_INSTRUCTIONS TO FOLLOW_
Please, without the pictures, restate every entry exactly.

.....

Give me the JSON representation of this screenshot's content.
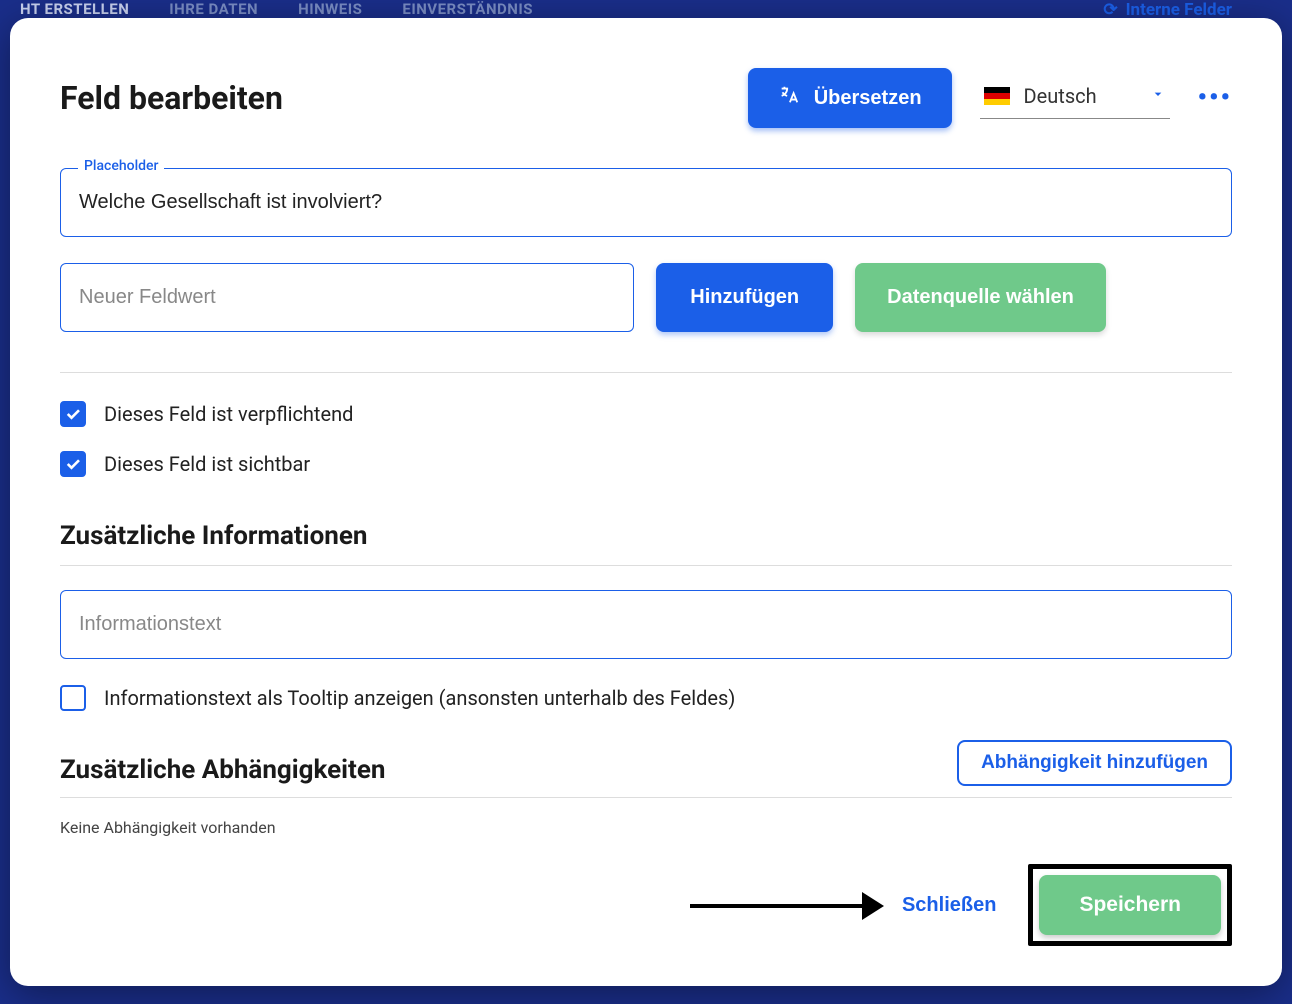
{
  "bg": {
    "nav": [
      "HT ERSTELLEN",
      "IHRE DATEN",
      "HINWEIS",
      "EINVERSTÄNDNIS"
    ],
    "right": "Interne Felder"
  },
  "modal": {
    "title": "Feld bearbeiten",
    "translate_label": "Übersetzen",
    "language": "Deutsch"
  },
  "placeholder": {
    "label": "Placeholder",
    "value": "Welche Gesellschaft ist involviert?"
  },
  "new_value": {
    "placeholder": "Neuer Feldwert",
    "add_label": "Hinzufügen",
    "datasource_label": "Datenquelle wählen"
  },
  "checks": {
    "required": "Dieses Feld ist verpflichtend",
    "visible": "Dieses Feld ist sichtbar"
  },
  "info_section": {
    "title": "Zusätzliche Informationen",
    "placeholder": "Informationstext",
    "tooltip_check": "Informationstext als Tooltip anzeigen (ansonsten unterhalb des Feldes)"
  },
  "deps_section": {
    "title": "Zusätzliche Abhängigkeiten",
    "add_label": "Abhängigkeit hinzufügen",
    "empty": "Keine Abhängigkeit vorhanden"
  },
  "footer": {
    "close": "Schließen",
    "save": "Speichern"
  }
}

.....

_TASK ANSWER_
Give me the JSON representation of this screenshot's content.
{
  "bg": {
    "nav": [
      "HT ERSTELLEN",
      "IHRE DATEN",
      "HINWEIS",
      "EINVERSTÄNDNIS"
    ],
    "right": "Interne Felder"
  },
  "modal": {
    "title": "Feld bearbeiten",
    "translate_label": "Übersetzen",
    "language": "Deutsch"
  },
  "placeholder": {
    "label": "Placeholder",
    "value": "Welche Gesellschaft ist involviert?"
  },
  "new_value": {
    "placeholder": "Neuer Feldwert",
    "add_label": "Hinzufügen",
    "datasource_label": "Datenquelle wählen"
  },
  "checks": {
    "required": "Dieses Feld ist verpflichtend",
    "visible": "Dieses Feld ist sichtbar"
  },
  "info_section": {
    "title": "Zusätzliche Informationen",
    "placeholder": "Informationstext",
    "tooltip_check": "Informationstext als Tooltip anzeigen (ansonsten unterhalb des Feldes)"
  },
  "deps_section": {
    "title": "Zusätzliche Abhängigkeiten",
    "add_label": "Abhängigkeit hinzufügen",
    "empty": "Keine Abhängigkeit vorhanden"
  },
  "footer": {
    "close": "Schließen",
    "save": "Speichern"
  }
}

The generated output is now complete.